Required work: Every single entry that follows is to be retyped exactly.

Provided information:
Start of Block
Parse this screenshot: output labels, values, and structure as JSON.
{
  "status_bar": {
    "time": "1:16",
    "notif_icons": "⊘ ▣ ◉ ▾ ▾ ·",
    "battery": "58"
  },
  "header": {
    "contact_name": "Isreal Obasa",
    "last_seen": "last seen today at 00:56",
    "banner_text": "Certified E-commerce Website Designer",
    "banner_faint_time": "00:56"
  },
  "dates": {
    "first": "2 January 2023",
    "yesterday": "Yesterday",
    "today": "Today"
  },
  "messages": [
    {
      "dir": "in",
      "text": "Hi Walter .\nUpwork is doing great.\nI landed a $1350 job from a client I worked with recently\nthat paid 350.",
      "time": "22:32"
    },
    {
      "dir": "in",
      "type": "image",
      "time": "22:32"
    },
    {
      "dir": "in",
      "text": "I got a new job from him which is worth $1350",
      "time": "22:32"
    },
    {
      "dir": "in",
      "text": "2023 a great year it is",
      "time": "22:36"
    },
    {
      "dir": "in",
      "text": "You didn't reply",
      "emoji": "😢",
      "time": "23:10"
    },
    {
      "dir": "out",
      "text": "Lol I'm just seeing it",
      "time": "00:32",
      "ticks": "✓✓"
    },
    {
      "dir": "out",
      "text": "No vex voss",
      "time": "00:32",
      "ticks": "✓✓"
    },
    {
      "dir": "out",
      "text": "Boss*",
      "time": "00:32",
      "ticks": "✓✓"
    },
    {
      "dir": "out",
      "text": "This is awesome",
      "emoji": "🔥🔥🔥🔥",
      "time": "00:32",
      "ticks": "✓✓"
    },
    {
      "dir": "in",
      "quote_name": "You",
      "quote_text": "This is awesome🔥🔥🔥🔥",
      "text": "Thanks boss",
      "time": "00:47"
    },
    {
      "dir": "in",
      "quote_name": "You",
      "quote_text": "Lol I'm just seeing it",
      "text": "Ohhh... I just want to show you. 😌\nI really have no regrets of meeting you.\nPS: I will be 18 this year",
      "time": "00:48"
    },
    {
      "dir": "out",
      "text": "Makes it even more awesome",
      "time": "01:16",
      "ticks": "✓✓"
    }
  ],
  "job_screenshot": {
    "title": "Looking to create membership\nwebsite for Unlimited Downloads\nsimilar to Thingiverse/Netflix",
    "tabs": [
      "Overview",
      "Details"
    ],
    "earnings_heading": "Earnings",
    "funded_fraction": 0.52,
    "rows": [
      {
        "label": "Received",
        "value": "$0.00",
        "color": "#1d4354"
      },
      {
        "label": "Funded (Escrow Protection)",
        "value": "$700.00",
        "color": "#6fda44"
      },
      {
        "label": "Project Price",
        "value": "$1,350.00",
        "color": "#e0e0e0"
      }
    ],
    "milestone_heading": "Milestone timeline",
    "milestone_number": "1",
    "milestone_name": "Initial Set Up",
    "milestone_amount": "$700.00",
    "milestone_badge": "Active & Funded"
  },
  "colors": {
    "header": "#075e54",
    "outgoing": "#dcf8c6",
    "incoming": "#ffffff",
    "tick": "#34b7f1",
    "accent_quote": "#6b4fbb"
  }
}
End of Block
Problem solution:
Parse this screenshot: output labels, values, and structure as JSON.
{
  "status_bar": {
    "time": "1:16",
    "notif_icons": "⊘ ▣ ◉ ▾ ▾ ·",
    "battery": "58"
  },
  "header": {
    "contact_name": "Isreal Obasa",
    "last_seen": "last seen today at 00:56",
    "banner_text": "Certified E-commerce Website Designer",
    "banner_faint_time": "00:56"
  },
  "dates": {
    "first": "2 January 2023",
    "yesterday": "Yesterday",
    "today": "Today"
  },
  "messages": [
    {
      "dir": "in",
      "text": "Hi Walter .\nUpwork is doing great.\nI landed a $1350 job from a client I worked with recently\nthat paid 350.",
      "time": "22:32"
    },
    {
      "dir": "in",
      "type": "image",
      "time": "22:32"
    },
    {
      "dir": "in",
      "text": "I got a new job from him which is worth $1350",
      "time": "22:32"
    },
    {
      "dir": "in",
      "text": "2023 a great year it is",
      "time": "22:36"
    },
    {
      "dir": "in",
      "text": "You didn't reply",
      "emoji": "😢",
      "time": "23:10"
    },
    {
      "dir": "out",
      "text": "Lol I'm just seeing it",
      "time": "00:32",
      "ticks": "✓✓"
    },
    {
      "dir": "out",
      "text": "No vex voss",
      "time": "00:32",
      "ticks": "✓✓"
    },
    {
      "dir": "out",
      "text": "Boss*",
      "time": "00:32",
      "ticks": "✓✓"
    },
    {
      "dir": "out",
      "text": "This is awesome",
      "emoji": "🔥🔥🔥🔥",
      "time": "00:32",
      "ticks": "✓✓"
    },
    {
      "dir": "in",
      "quote_name": "You",
      "quote_text": "This is awesome🔥🔥🔥🔥",
      "text": "Thanks boss",
      "time": "00:47"
    },
    {
      "dir": "in",
      "quote_name": "You",
      "quote_text": "Lol I'm just seeing it",
      "text": "Ohhh... I just want to show you. 😌\nI really have no regrets of meeting you.\nPS: I will be 18 this year",
      "time": "00:48"
    },
    {
      "dir": "out",
      "text": "Makes it even more awesome",
      "time": "01:16",
      "ticks": "✓✓"
    }
  ],
  "job_screenshot": {
    "title": "Looking to create membership\nwebsite for Unlimited Downloads\nsimilar to Thingiverse/Netflix",
    "tabs": [
      "Overview",
      "Details"
    ],
    "earnings_heading": "Earnings",
    "funded_fraction": 0.52,
    "rows": [
      {
        "label": "Received",
        "value": "$0.00",
        "color": "#1d4354"
      },
      {
        "label": "Funded (Escrow Protection)",
        "value": "$700.00",
        "color": "#6fda44"
      },
      {
        "label": "Project Price",
        "value": "$1,350.00",
        "color": "#e0e0e0"
      }
    ],
    "milestone_heading": "Milestone timeline",
    "milestone_number": "1",
    "milestone_name": "Initial Set Up",
    "milestone_amount": "$700.00",
    "milestone_badge": "Active & Funded"
  },
  "colors": {
    "header": "#075e54",
    "outgoing": "#dcf8c6",
    "incoming": "#ffffff",
    "tick": "#34b7f1",
    "accent_quote": "#6b4fbb"
  }
}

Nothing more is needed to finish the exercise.